■ What is expected: Using the data below, return every line that holds the word "icon".

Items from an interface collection
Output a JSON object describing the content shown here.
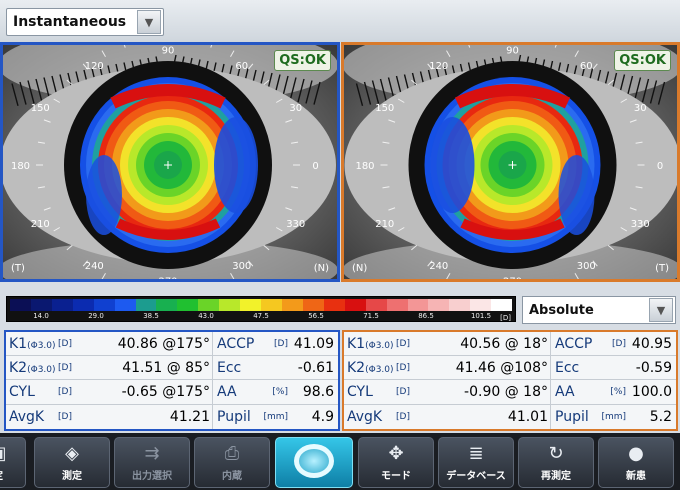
{
  "map_mode": {
    "value": "Instantaneous"
  },
  "eyes": {
    "right": {
      "status": "QS:OK",
      "angles": [
        "90",
        "60",
        "30",
        "0",
        "330",
        "300",
        "270",
        "240",
        "210",
        "180",
        "150",
        "120"
      ],
      "corners": {
        "bottom_left": "(T)",
        "bottom_right": "(N)"
      }
    },
    "left": {
      "status": "QS:OK",
      "angles": [
        "90",
        "60",
        "30",
        "0",
        "330",
        "300",
        "270",
        "240",
        "210",
        "180",
        "150",
        "120"
      ],
      "corners": {
        "bottom_left": "(N)",
        "bottom_right": "(T)"
      }
    }
  },
  "scale": {
    "colors": [
      "#0b0f55",
      "#0a1870",
      "#0a2090",
      "#0b2bb0",
      "#1040d0",
      "#1d5af0",
      "#1c9c8f",
      "#18b050",
      "#20c030",
      "#6ad428",
      "#b8e82a",
      "#f2f22a",
      "#f5c820",
      "#f39a1a",
      "#ef6616",
      "#e83010",
      "#d81010",
      "#e64848",
      "#ee7070",
      "#f39696",
      "#f6b4b4",
      "#f8cfcf",
      "#fbe6e6",
      "#ffffff"
    ],
    "ticks": [
      "14.0",
      "29.0",
      "38.5",
      "43.0",
      "47.5",
      "56.5",
      "71.5",
      "86.5",
      "101.5"
    ],
    "unit": "[D]"
  },
  "display_mode": {
    "value": "Absolute"
  },
  "measurements": {
    "right": [
      {
        "label": "K1",
        "sub": "(Φ3.0)",
        "unit": "[D]",
        "value": "40.86 @175°",
        "label2": "ACCP",
        "unit2": "[D]",
        "value2": "41.09"
      },
      {
        "label": "K2",
        "sub": "(Φ3.0)",
        "unit": "[D]",
        "value": "41.51 @  85°",
        "label2": "Ecc",
        "unit2": "",
        "value2": "-0.61"
      },
      {
        "label": "CYL",
        "sub": "",
        "unit": "[D]",
        "value": "-0.65 @175°",
        "label2": "AA",
        "unit2": "[%]",
        "value2": "98.6"
      },
      {
        "label": "AvgK",
        "sub": "",
        "unit": "[D]",
        "value": "41.21",
        "label2": "Pupil",
        "unit2": "[mm]",
        "value2": "4.9"
      }
    ],
    "left": [
      {
        "label": "K1",
        "sub": "(Φ3.0)",
        "unit": "[D]",
        "value": "40.56 @  18°",
        "label2": "ACCP",
        "unit2": "[D]",
        "value2": "40.95"
      },
      {
        "label": "K2",
        "sub": "(Φ3.0)",
        "unit": "[D]",
        "value": "41.46 @108°",
        "label2": "Ecc",
        "unit2": "",
        "value2": "-0.59"
      },
      {
        "label": "CYL",
        "sub": "",
        "unit": "[D]",
        "value": "-0.90 @  18°",
        "label2": "AA",
        "unit2": "[%]",
        "value2": "100.0"
      },
      {
        "label": "AvgK",
        "sub": "",
        "unit": "[D]",
        "value": "41.01",
        "label2": "Pupil",
        "unit2": "[mm]",
        "value2": "5.2"
      }
    ]
  },
  "toolbar": {
    "buttons": [
      {
        "name": "toolbar-edge-button",
        "label": "定",
        "icon": "▣",
        "state": "normal"
      },
      {
        "name": "toolbar-measure-button",
        "label": "測定",
        "icon": "◈",
        "state": "normal"
      },
      {
        "name": "toolbar-output-select-button",
        "label": "出力選択",
        "icon": "⇉",
        "state": "disabled"
      },
      {
        "name": "toolbar-print-button",
        "label": "内蔵",
        "icon": "⎙",
        "state": "disabled"
      },
      {
        "name": "toolbar-eye-mode-button",
        "label": "",
        "icon": "",
        "state": "active"
      },
      {
        "name": "toolbar-mode-button",
        "label": "モード",
        "icon": "✥",
        "state": "normal"
      },
      {
        "name": "toolbar-database-button",
        "label": "データベース",
        "icon": "≣",
        "state": "normal"
      },
      {
        "name": "toolbar-remeasure-button",
        "label": "再測定",
        "icon": "↻",
        "state": "normal"
      },
      {
        "name": "toolbar-new-patient-button",
        "label": "新患",
        "icon": "●",
        "state": "normal"
      }
    ]
  }
}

■ Final answer:
        "icon": "▣",
        "icon": "◈",
        "icon": "⇉",
        "icon": "⎙",
        "icon": "",
        "icon": "✥",
        "icon": "≣",
        "icon": "↻",
        "icon": "●",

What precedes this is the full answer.